Problem statement: Copy out each line of the entries where the word "content" is present.

Component data from apps and pages
--
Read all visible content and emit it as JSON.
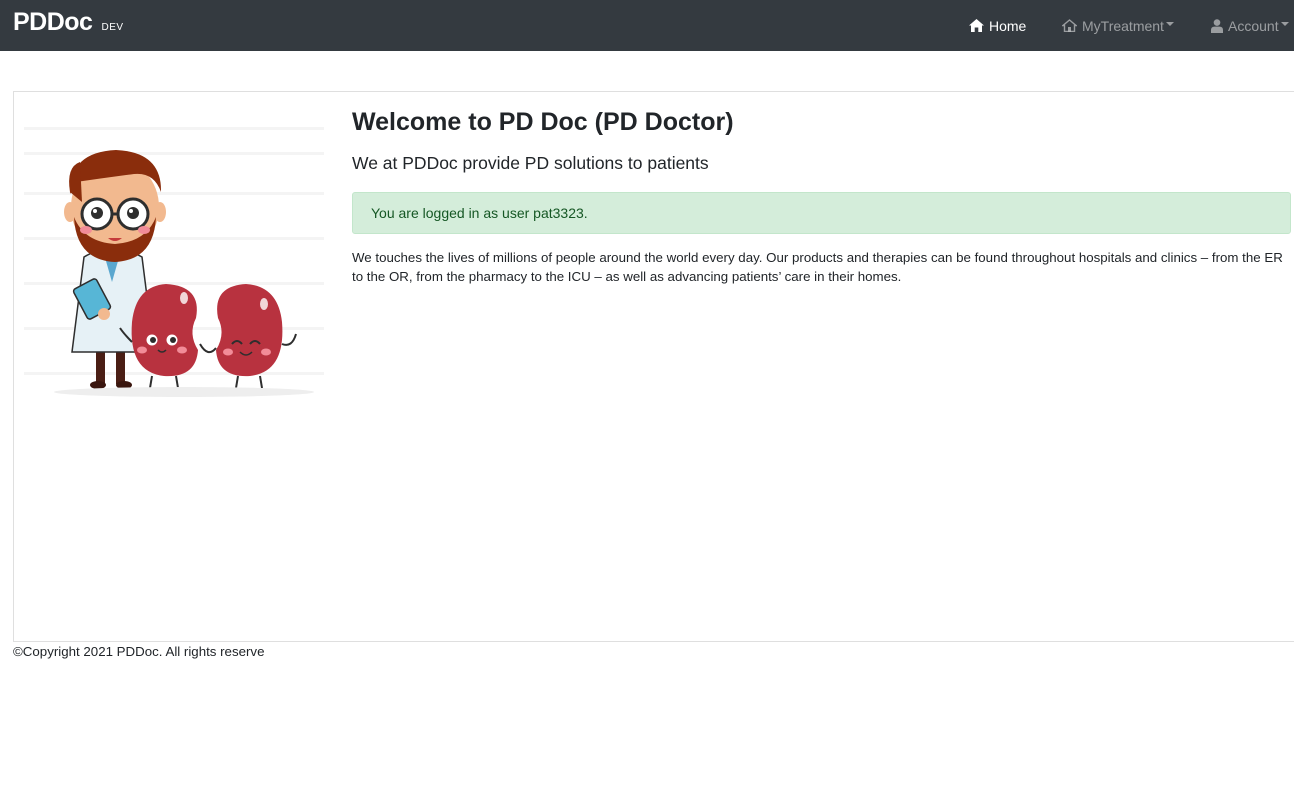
{
  "navbar": {
    "brand": "PDDoc",
    "env_badge": "DEV",
    "items": [
      {
        "label": "Home",
        "icon": "home-icon"
      },
      {
        "label": "MyTreatment",
        "icon": "house-outline-icon"
      },
      {
        "label": "Account",
        "icon": "user-icon"
      }
    ]
  },
  "main": {
    "title": "Welcome to PD Doc (PD Doctor)",
    "subtitle": "We at PDDoc provide PD solutions to patients",
    "alert": "You are logged in as user pat3323.",
    "body": "We touches the lives of millions of people around the world every day. Our products and therapies can be found throughout hospitals and clinics – from the ER to the OR, from the pharmacy to the ICU – as well as advancing patients’ care in their homes."
  },
  "footer": {
    "copyright": "©Copyright 2021 PDDoc. All rights reserve"
  },
  "colors": {
    "navbar_bg": "#343a40",
    "alert_bg": "#d4edda",
    "alert_text": "#155724",
    "kidney": "#b8323f"
  }
}
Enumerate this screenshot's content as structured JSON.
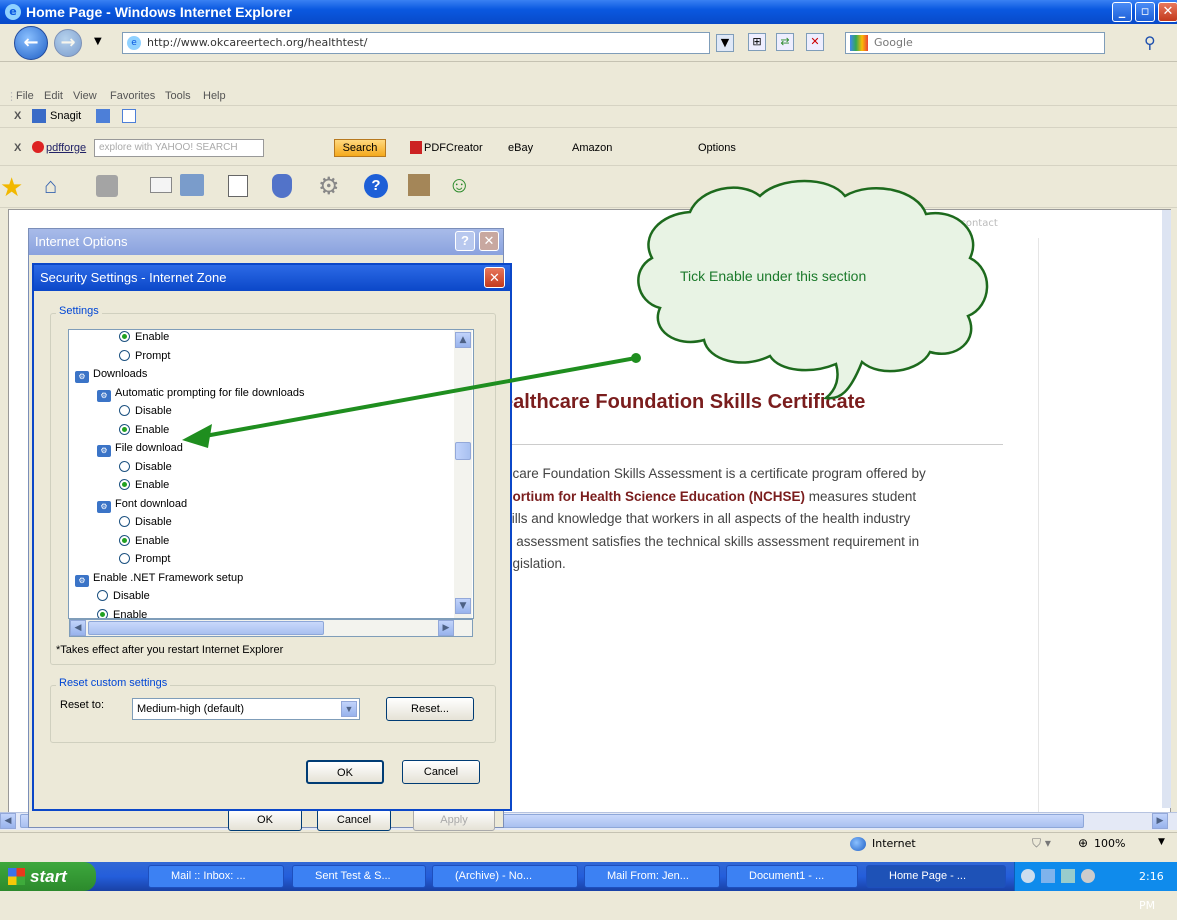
{
  "window": {
    "title": "Home Page - Windows Internet Explorer"
  },
  "nav": {
    "address": "http://www.okcareertech.org/healthtest/",
    "search_placeholder": "Google"
  },
  "menubar": [
    "File",
    "Edit",
    "View",
    "Favorites",
    "Tools",
    "Help"
  ],
  "toolbar1": {
    "snagit": "Snagit"
  },
  "toolbar2": {
    "pdfforge": "pdfforge",
    "yahoo_placeholder": "explore with YAHOO! SEARCH",
    "search_btn": "Search",
    "pdfcreator": "PDFCreator",
    "ebay": "eBay",
    "amazon": "Amazon",
    "options": "Options"
  },
  "web": {
    "nav_links": "ility  contact",
    "title": "ealthcare Foundation Skills Certificate",
    "para": [
      "hcare Foundation Skills Assessment is a certificate program offered by",
      "sortium for Health Science Education (NCHSE)",
      " measures student",
      "kills and knowledge that workers in all aspects of the health industry",
      "e assessment satisfies the technical skills assessment requirement in",
      "egislation."
    ]
  },
  "callout": {
    "text": "Tick Enable under this section"
  },
  "internet_options": {
    "title": "Internet Options",
    "ok": "OK",
    "cancel": "Cancel",
    "apply": "Apply"
  },
  "security": {
    "title": "Security Settings - Internet Zone",
    "settings_legend": "Settings",
    "items": [
      {
        "type": "radio",
        "label": "Enable",
        "checked": true,
        "level": 2
      },
      {
        "type": "radio",
        "label": "Prompt",
        "checked": false,
        "level": 2
      },
      {
        "type": "node",
        "label": "Downloads",
        "level": 0
      },
      {
        "type": "node",
        "label": "Automatic prompting for file downloads",
        "level": 1
      },
      {
        "type": "radio",
        "label": "Disable",
        "checked": false,
        "level": 2
      },
      {
        "type": "radio",
        "label": "Enable",
        "checked": true,
        "level": 2
      },
      {
        "type": "node",
        "label": "File download",
        "level": 1
      },
      {
        "type": "radio",
        "label": "Disable",
        "checked": false,
        "level": 2
      },
      {
        "type": "radio",
        "label": "Enable",
        "checked": true,
        "level": 2
      },
      {
        "type": "node",
        "label": "Font download",
        "level": 1
      },
      {
        "type": "radio",
        "label": "Disable",
        "checked": false,
        "level": 2
      },
      {
        "type": "radio",
        "label": "Enable",
        "checked": true,
        "level": 2
      },
      {
        "type": "radio",
        "label": "Prompt",
        "checked": false,
        "level": 2
      },
      {
        "type": "node",
        "label": "Enable .NET Framework setup",
        "level": 0
      },
      {
        "type": "radio",
        "label": "Disable",
        "checked": false,
        "level": 1
      },
      {
        "type": "radio",
        "label": "Enable",
        "checked": true,
        "level": 1
      }
    ],
    "note": "*Takes effect after you restart Internet Explorer",
    "reset_legend": "Reset custom settings",
    "reset_label": "Reset to:",
    "reset_value": "Medium-high (default)",
    "reset_btn": "Reset...",
    "ok": "OK",
    "cancel": "Cancel"
  },
  "status": {
    "zone": "Internet",
    "zoom": "100%"
  },
  "taskbar": {
    "start": "start",
    "tasks": [
      "Mail :: Inbox: ...",
      "Sent Test & S...",
      "(Archive) - No...",
      "Mail From: Jen...",
      "Document1 - ...",
      "Home Page - ..."
    ],
    "clock": "2:16 PM"
  }
}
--
Reply to the exercise:
Read all visible content and emit it as JSON.
Enumerate this screenshot's content as structured JSON.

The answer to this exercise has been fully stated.